3 minute read | 4 months ago

March Madness: Building a Winning Bracket

Photo of Nathaniel Slavin By: Nathaniel Slavin

If we could create a “client service” tournament, with each round determining winners and losers in the quest for delivering highly valued and differentiated client service, most partners at law firms would lose in the early rounds.

At the beginning and end of every year, we observe law firms move their focus from external activities to internal: collections, partner reviews and comp. Sometime around mid-February, firms begin to focus on the year already started. For those who fall prey to this cycle, here are the round-by-round best practices to keep an eye on the proverbial prize:

Round of 64: Avoiding an Upset

When asking clients which firms stand out from a service perspective, the conversation always shifts from firm to lawyer, and the client often starts praising the small boutique firm that does everything right and has a lock on certain work. Those firms are filled with lawyers who have the expertise but never stop communicating with clients about their needs. Those lawyers are nimble and win by knowing exactly what the clients want and then delivering.

Round of 32: Bringing the Bench

Too often we hear from clients who would love to expand the relationship but are not being courted. Partners fail to recognize areas of need at the client and then introduce those at the firm who would be a good fit to help solve the problem. Those outside counsel who are proactive in “looking around corners” and not just reacting to work being assigned will always hear about latent needs where other firms are underperforming or new needs that are a natural fit. Having regular off-the-clock conversations (including asking the simple question, “What are your biggest challenges in the next six months?”) can then bring the right resources into the relationship.

Sweet 16: Learning From the Last Round

Lawyers spends their entire careers continually learning about their areas of expertise. But the best rainmakers and most sought-after lawyers always take the time to debrief with clients and colleagues after deals or engagements to deconstruct what went well, where improvements could be made and what adjustments will best serve the clients in the future.

Elite 8: Executing New Plays
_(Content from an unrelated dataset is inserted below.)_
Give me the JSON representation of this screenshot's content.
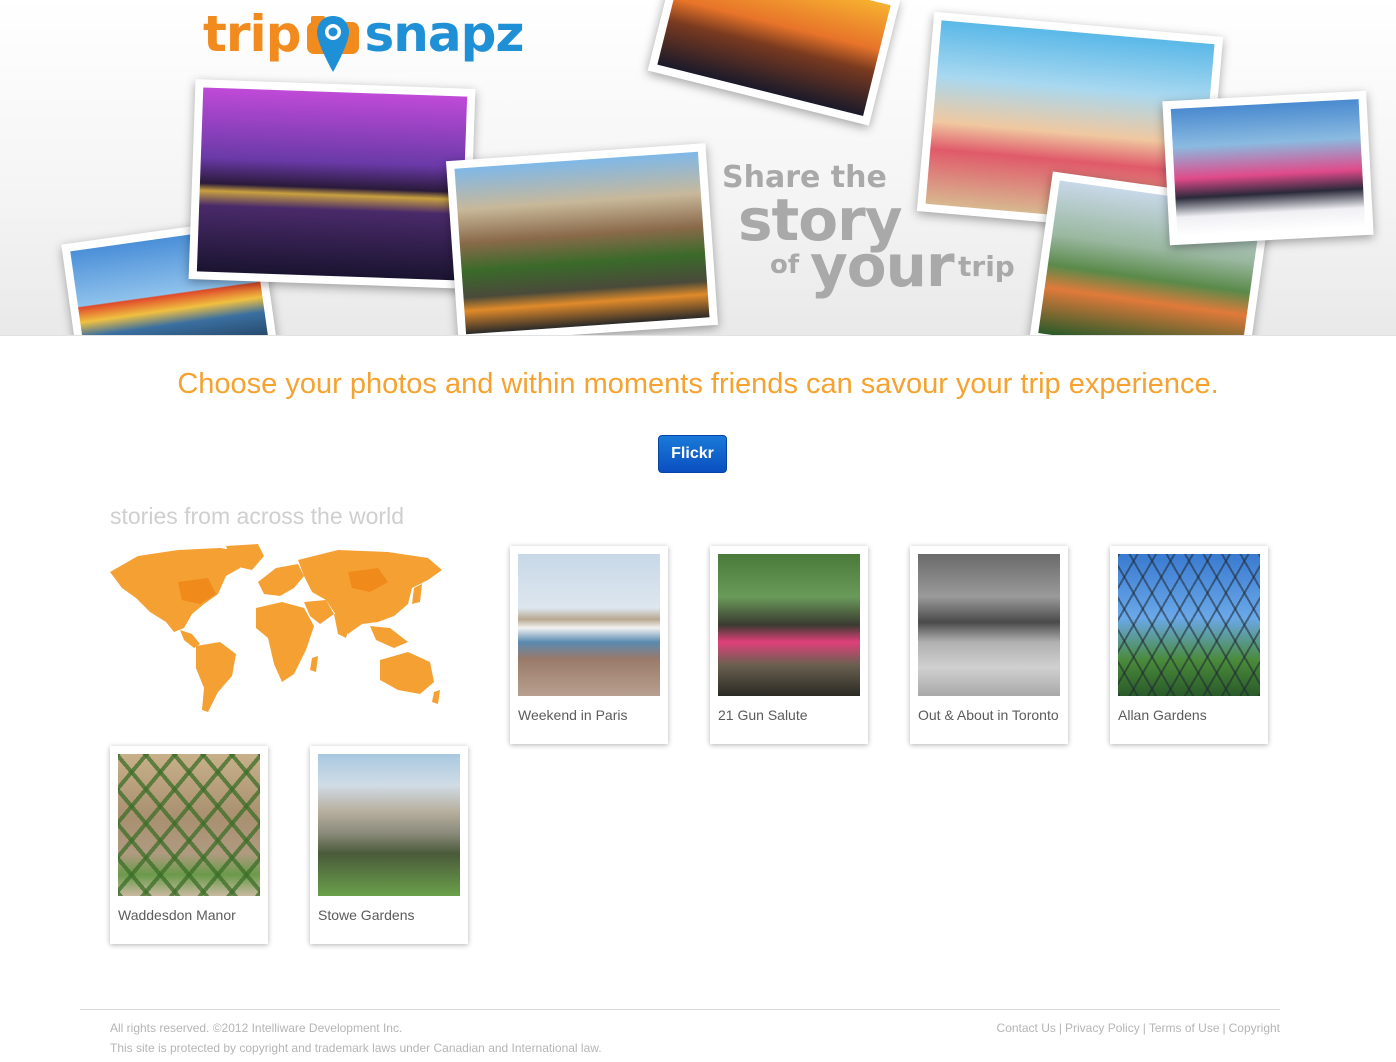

As competition becomes increasingly fierce, firms cannot just rely on what they have done in the past. They have to reinvest in bringing new solutions and constantly rethink the best ways to serve the client to stave off RFPs and avoid losing market share. It’s not about skill or experience at this point—it’s about the incremental improvements that can be made on a regular basis to meet clients not just where they have been but where they are going.

The Final Four: Putting It All Together

The firms that make it to this level have already done all the above (and more). Chances for success are optimized, the right people are in place and the lawyers and firm are constantly adapting to meet client needs.

The good news for firms is that getting to this level is as far as you ever need to go. Firms that have the infrastructure, culture and discipline to bring the voice of the client to every important decision have become client service champions.